_Source data_

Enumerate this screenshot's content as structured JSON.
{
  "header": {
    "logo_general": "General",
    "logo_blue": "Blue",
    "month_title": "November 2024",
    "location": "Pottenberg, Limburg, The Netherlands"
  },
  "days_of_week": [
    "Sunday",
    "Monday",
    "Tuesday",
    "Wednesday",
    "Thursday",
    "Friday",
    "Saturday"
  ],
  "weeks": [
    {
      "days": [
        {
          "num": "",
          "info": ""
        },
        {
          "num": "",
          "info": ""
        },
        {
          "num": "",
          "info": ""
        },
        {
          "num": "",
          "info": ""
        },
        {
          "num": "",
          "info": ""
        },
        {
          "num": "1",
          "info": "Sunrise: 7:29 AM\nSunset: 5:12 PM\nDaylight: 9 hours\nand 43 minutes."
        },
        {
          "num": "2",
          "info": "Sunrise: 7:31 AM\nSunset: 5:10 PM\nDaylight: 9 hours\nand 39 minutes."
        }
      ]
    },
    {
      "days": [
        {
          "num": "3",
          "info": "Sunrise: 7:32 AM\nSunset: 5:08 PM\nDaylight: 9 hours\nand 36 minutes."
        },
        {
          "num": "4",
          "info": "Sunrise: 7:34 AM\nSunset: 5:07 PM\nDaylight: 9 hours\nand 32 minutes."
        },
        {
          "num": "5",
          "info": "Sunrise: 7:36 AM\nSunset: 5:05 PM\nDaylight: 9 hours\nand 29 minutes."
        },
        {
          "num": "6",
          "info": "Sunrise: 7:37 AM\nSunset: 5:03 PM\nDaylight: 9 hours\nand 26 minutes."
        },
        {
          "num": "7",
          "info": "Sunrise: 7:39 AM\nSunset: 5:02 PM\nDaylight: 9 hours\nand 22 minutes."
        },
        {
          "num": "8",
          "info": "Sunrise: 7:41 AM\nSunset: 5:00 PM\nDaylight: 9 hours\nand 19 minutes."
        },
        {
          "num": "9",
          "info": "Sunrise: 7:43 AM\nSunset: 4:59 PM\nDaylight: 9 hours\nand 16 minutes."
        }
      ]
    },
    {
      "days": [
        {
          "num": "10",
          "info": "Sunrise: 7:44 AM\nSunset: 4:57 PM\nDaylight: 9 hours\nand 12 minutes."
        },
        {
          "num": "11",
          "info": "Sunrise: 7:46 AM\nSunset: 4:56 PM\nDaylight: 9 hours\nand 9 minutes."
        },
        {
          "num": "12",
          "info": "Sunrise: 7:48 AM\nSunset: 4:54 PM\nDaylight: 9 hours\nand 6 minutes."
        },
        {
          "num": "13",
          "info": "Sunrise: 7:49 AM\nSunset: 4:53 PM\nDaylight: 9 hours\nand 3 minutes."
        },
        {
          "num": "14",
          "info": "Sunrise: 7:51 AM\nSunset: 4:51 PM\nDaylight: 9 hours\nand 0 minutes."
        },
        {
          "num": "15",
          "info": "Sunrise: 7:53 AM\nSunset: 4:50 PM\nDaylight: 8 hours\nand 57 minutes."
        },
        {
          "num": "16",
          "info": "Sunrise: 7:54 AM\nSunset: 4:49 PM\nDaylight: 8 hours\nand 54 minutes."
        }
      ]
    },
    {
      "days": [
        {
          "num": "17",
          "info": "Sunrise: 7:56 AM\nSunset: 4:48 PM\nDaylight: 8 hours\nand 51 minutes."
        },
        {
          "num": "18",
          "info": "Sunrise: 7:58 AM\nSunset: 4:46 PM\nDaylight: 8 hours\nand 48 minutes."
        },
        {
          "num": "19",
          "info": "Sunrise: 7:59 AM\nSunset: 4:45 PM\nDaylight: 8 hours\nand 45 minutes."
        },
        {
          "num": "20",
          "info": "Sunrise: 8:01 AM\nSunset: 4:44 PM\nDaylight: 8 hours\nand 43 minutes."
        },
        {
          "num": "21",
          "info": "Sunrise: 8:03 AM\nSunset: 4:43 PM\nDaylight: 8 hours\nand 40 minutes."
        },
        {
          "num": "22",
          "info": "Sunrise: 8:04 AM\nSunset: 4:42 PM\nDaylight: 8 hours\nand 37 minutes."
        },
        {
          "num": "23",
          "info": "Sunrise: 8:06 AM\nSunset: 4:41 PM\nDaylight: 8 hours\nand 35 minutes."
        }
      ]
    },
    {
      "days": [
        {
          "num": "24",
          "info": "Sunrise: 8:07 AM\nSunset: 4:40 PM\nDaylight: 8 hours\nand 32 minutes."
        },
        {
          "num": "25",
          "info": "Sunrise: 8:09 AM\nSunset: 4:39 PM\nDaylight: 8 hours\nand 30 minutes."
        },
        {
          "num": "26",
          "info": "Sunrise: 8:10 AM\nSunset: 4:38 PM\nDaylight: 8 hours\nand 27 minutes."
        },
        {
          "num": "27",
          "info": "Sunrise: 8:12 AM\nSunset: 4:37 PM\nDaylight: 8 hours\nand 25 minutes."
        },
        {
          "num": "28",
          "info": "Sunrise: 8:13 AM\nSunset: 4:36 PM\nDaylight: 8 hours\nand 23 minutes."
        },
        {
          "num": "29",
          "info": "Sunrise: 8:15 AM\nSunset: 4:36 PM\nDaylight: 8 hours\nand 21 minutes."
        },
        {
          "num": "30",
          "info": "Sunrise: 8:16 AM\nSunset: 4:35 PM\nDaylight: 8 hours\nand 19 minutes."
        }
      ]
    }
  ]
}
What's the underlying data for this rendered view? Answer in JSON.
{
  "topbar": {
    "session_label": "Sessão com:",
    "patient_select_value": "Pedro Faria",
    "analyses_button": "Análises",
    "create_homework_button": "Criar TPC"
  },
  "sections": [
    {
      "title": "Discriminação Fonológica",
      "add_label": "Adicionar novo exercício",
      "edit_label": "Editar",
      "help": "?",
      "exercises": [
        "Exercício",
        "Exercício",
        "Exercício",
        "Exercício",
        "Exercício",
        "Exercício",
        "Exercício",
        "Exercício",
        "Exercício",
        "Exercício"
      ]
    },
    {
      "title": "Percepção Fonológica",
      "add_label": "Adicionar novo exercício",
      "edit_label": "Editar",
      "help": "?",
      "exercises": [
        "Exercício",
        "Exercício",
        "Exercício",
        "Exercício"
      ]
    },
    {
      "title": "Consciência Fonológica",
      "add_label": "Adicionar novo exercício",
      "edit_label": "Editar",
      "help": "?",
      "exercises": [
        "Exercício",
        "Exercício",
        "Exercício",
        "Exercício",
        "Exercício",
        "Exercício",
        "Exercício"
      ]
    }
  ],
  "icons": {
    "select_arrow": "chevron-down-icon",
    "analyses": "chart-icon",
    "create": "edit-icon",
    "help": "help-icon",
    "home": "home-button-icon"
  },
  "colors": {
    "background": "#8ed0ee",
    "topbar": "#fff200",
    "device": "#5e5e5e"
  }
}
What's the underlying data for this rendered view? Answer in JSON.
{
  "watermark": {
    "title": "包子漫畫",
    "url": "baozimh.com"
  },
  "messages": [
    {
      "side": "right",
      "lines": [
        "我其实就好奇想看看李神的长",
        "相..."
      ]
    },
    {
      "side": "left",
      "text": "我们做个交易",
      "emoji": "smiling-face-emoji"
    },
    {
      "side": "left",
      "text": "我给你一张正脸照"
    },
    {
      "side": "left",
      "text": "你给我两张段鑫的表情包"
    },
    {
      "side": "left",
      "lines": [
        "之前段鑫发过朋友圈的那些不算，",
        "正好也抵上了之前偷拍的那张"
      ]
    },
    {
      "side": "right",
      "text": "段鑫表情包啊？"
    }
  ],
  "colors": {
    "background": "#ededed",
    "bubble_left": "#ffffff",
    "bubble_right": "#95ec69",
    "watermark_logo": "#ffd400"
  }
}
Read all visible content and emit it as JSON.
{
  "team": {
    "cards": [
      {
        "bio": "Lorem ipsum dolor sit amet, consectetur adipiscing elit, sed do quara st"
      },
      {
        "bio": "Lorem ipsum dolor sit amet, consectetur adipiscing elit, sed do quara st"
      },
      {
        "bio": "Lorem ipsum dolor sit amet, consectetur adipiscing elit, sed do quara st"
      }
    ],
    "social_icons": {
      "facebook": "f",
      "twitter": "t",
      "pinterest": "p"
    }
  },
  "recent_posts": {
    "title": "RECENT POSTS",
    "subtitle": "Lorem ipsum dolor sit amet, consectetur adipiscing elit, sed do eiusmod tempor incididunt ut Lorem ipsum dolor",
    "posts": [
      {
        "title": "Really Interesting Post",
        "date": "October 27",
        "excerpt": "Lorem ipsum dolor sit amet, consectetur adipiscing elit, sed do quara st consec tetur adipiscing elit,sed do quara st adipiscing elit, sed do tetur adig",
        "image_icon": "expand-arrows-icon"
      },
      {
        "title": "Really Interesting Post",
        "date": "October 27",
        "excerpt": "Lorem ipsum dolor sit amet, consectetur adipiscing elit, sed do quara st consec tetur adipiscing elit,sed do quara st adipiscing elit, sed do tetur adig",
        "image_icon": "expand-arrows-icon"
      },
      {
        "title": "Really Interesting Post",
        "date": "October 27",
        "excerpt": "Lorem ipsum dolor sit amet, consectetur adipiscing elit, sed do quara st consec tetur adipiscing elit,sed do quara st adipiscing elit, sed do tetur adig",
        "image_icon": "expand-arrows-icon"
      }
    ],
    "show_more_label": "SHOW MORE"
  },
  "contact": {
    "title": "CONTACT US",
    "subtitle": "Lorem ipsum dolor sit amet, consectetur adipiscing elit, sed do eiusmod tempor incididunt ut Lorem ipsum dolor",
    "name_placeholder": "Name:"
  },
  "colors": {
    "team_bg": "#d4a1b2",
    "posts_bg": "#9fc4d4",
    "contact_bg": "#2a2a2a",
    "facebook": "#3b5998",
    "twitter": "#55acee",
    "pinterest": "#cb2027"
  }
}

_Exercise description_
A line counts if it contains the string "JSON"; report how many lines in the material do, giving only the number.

_Expected answer_
4